── SUPPLIED RECORDS

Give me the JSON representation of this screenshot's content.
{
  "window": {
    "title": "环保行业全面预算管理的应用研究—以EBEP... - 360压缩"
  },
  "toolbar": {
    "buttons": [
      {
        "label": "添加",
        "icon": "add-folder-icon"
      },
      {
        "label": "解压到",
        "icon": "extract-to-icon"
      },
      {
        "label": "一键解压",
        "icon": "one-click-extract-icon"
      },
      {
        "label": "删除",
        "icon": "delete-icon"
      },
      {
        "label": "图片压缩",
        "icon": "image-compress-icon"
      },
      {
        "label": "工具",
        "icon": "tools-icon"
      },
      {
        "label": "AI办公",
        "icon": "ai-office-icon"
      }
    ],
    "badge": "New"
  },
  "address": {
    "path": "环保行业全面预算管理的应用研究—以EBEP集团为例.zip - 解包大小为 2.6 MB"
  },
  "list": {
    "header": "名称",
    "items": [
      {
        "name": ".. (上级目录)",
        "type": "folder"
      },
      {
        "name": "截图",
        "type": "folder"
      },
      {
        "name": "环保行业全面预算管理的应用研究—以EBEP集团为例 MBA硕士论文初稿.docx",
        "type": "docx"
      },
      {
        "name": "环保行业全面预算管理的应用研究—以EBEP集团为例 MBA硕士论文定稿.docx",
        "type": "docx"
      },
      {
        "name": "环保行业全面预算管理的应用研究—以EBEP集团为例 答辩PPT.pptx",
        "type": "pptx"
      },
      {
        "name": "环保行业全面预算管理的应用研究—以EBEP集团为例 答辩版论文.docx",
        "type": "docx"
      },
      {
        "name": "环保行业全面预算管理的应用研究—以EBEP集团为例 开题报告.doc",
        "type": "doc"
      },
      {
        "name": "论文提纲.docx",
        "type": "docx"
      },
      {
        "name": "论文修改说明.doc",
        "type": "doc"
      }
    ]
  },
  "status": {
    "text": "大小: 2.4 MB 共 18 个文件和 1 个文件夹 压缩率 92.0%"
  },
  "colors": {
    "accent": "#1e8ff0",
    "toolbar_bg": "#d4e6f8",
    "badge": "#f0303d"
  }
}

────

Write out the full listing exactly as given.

▸ **EXERCISE RESPONSE**:
Give me the JSON representation of this screenshot's content.
{
  "window": {
    "title": "环保行业全面预算管理的应用研究—以EBEP... - 360压缩"
  },
  "toolbar": {
    "buttons": [
      {
        "label": "添加",
        "icon": "add-folder-icon"
      },
      {
        "label": "解压到",
        "icon": "extract-to-icon"
      },
      {
        "label": "一键解压",
        "icon": "one-click-extract-icon"
      },
      {
        "label": "删除",
        "icon": "delete-icon"
      },
      {
        "label": "图片压缩",
        "icon": "image-compress-icon"
      },
      {
        "label": "工具",
        "icon": "tools-icon"
      },
      {
        "label": "AI办公",
        "icon": "ai-office-icon"
      }
    ],
    "badge": "New"
  },
  "address": {
    "path": "环保行业全面预算管理的应用研究—以EBEP集团为例.zip - 解包大小为 2.6 MB"
  },
  "list": {
    "header": "名称",
    "items": [
      {
        "name": ".. (上级目录)",
        "type": "folder"
      },
      {
        "name": "截图",
        "type": "folder"
      },
      {
        "name": "环保行业全面预算管理的应用研究—以EBEP集团为例 MBA硕士论文初稿.docx",
        "type": "docx"
      },
      {
        "name": "环保行业全面预算管理的应用研究—以EBEP集团为例 MBA硕士论文定稿.docx",
        "type": "docx"
      },
      {
        "name": "环保行业全面预算管理的应用研究—以EBEP集团为例 答辩PPT.pptx",
        "type": "pptx"
      },
      {
        "name": "环保行业全面预算管理的应用研究—以EBEP集团为例 答辩版论文.docx",
        "type": "docx"
      },
      {
        "name": "环保行业全面预算管理的应用研究—以EBEP集团为例 开题报告.doc",
        "type": "doc"
      },
      {
        "name": "论文提纲.docx",
        "type": "docx"
      },
      {
        "name": "论文修改说明.doc",
        "type": "doc"
      }
    ]
  },
  "status": {
    "text": "大小: 2.4 MB 共 18 个文件和 1 个文件夹 压缩率 92.0%"
  },
  "colors": {
    "accent": "#1e8ff0",
    "toolbar_bg": "#d4e6f8",
    "badge": "#f0303d"
  }
}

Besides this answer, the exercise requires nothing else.